WHAT THE TASK REQUIRES ▸
Search the records that follow and extract every line containing the string "JSON".

(Data records for software interfaces)

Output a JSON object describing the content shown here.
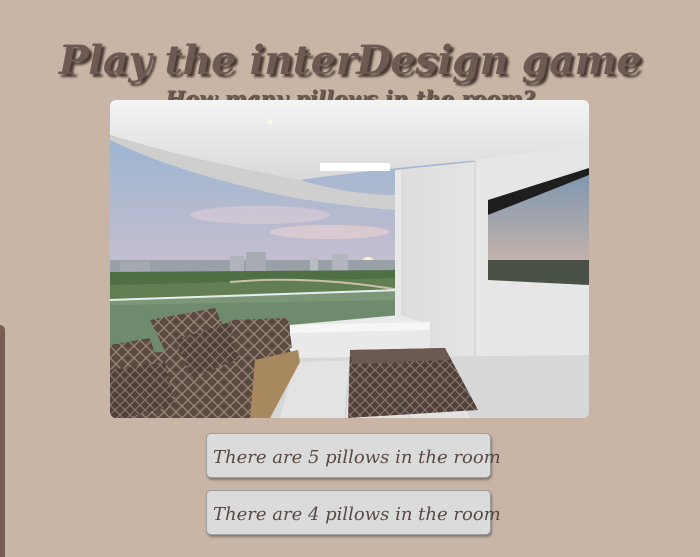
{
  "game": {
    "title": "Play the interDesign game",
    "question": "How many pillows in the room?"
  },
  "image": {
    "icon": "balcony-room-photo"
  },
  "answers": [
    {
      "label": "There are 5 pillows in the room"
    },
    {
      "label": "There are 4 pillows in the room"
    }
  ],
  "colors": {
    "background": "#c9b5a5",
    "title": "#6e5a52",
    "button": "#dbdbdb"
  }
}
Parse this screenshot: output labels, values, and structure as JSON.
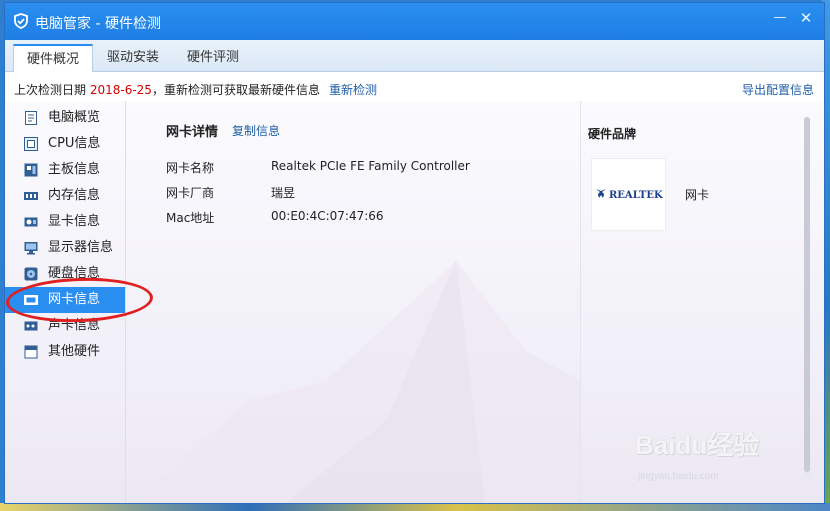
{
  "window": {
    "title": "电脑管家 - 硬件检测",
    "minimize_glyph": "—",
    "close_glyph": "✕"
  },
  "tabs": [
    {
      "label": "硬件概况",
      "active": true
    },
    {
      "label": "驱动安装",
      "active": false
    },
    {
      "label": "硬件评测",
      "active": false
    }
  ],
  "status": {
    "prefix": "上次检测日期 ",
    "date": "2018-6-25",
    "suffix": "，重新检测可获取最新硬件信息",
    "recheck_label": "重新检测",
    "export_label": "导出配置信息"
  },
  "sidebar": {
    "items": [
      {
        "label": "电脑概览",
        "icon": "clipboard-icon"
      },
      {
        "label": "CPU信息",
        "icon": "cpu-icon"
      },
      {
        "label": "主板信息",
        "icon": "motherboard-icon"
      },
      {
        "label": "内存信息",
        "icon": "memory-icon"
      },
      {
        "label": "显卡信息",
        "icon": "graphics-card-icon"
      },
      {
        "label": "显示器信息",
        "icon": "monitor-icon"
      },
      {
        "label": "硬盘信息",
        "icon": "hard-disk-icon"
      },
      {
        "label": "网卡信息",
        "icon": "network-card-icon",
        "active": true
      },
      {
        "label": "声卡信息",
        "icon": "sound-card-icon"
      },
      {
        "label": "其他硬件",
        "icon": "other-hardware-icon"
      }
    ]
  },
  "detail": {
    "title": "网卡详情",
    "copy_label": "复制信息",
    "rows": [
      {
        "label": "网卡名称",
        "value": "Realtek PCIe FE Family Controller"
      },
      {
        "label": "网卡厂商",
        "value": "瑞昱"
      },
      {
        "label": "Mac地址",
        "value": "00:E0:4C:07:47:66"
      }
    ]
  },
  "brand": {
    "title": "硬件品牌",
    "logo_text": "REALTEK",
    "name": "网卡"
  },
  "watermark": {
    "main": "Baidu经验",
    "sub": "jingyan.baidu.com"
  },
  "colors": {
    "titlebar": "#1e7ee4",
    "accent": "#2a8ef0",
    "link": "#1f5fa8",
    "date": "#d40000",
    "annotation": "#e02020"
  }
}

ANSWER TO THIS PROBLEM ▸
Output a JSON object describing the content shown here.
Parse this screenshot: output labels, values, and structure as JSON.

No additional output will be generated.